Calcite is a common constituent of sedimentary rocks, limestone in particular, much of which is formed from the shells of dead marine organisms. Approximately 10% of sedimentary rock is limestone. It is the primary mineral in metamorphic marble.

It also occurs in deposits from hot springs as a vein mineral; in caverns as stalactites and stalagmites; and in volcanic or mantle-derived rocks such as carbonatites, kimberlites, or rarely in peridotites.


Dolomite (also known as dolomite rock, dolostone or dolomitic rock) is a sedimentary carbonate rock that contains a high percentage of the mineral dolomite.
Dolomite has a stoichiometric ratio of nearly equal amounts of magnesium and calcium. Most dolomite rock formed as a magnesium replacement of limestone or lime mud before lithification. Dolomite rock is resistant to erosion and can either contain bedded layers or be unbedded. It is less soluble than limestone in weakly acidic groundwater, but it can still develop solution features (karst) over time.
Dolomite rock can act as an oil and natural gas reservoir.
Both calcium and magnesium go into solution when dolomite rock is dissolved. The speleothem precipitation sequence is: calcite, Mg-calcite, aragonite, huntite and hydromagnesite. Although there are reports of dolomite speleothems known to exist in a number of caves around the world, they are usually in relatively small quantities and form in very fine-grained deposits


Travertine is a form of limestone deposited by mineral springs, especially hot springs.

Travertine often has a fibrous or concentric appearance and exists in white, tan, and cream-colored varieties.

Travertine is a terrestrial sedimentary rock, formed by the precipitation of carbonate minerals from solution in ground and surface waters, and/or geothermally heated hot-springs.

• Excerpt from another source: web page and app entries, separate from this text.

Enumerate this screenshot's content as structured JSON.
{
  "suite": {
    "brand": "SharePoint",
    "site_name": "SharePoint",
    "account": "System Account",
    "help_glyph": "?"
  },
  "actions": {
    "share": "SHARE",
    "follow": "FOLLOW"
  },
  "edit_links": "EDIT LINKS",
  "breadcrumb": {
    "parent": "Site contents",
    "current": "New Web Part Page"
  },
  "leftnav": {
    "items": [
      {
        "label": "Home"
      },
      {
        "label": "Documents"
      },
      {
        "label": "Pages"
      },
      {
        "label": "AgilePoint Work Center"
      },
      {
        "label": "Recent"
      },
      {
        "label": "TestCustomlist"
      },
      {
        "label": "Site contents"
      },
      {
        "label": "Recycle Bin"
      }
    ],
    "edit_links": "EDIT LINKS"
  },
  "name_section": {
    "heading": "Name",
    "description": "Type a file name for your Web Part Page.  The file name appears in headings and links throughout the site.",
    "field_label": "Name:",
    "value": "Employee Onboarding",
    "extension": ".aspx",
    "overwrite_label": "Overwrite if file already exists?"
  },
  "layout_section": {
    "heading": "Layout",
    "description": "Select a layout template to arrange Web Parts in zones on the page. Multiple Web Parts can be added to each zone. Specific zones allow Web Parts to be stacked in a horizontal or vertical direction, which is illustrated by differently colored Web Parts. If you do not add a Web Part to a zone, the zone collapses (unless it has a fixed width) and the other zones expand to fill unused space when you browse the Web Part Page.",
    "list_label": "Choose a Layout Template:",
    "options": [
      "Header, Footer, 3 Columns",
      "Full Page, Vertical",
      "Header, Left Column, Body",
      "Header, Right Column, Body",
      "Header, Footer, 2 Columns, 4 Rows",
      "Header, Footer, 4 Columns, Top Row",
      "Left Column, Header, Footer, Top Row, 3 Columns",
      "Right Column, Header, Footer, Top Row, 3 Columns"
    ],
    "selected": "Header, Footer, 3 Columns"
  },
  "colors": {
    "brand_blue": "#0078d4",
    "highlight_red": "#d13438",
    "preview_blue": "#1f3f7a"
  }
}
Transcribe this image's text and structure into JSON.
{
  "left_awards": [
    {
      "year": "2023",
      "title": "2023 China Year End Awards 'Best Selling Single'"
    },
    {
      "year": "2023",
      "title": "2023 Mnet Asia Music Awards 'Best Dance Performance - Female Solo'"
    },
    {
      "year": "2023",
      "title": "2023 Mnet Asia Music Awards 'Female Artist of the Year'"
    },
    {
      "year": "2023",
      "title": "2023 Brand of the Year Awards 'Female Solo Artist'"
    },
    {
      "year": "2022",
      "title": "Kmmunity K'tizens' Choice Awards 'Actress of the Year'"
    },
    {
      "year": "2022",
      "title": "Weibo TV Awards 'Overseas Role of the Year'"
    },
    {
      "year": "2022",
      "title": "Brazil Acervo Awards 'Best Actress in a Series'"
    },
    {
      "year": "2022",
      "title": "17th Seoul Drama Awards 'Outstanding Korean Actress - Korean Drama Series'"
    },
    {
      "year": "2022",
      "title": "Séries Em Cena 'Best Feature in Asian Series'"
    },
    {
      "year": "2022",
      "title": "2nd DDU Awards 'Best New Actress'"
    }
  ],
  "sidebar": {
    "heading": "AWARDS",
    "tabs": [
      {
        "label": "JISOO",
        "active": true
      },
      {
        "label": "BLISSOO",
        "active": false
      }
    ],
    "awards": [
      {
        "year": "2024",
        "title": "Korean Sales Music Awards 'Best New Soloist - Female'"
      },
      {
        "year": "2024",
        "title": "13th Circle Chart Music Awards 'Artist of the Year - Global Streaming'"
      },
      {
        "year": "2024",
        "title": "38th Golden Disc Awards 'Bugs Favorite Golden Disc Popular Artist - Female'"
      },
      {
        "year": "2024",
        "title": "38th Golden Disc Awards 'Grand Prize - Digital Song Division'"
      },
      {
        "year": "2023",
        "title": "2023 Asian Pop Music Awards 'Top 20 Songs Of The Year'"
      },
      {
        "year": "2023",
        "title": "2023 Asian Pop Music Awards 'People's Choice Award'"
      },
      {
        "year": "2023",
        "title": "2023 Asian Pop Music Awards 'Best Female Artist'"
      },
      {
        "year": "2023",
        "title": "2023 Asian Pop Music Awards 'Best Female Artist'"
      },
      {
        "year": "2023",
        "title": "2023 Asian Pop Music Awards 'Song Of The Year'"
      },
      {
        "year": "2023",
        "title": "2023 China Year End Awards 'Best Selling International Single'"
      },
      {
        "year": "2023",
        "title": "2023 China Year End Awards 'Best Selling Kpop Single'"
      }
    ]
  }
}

Weathered, natural look. Used for facades, stairs and decorative pieces.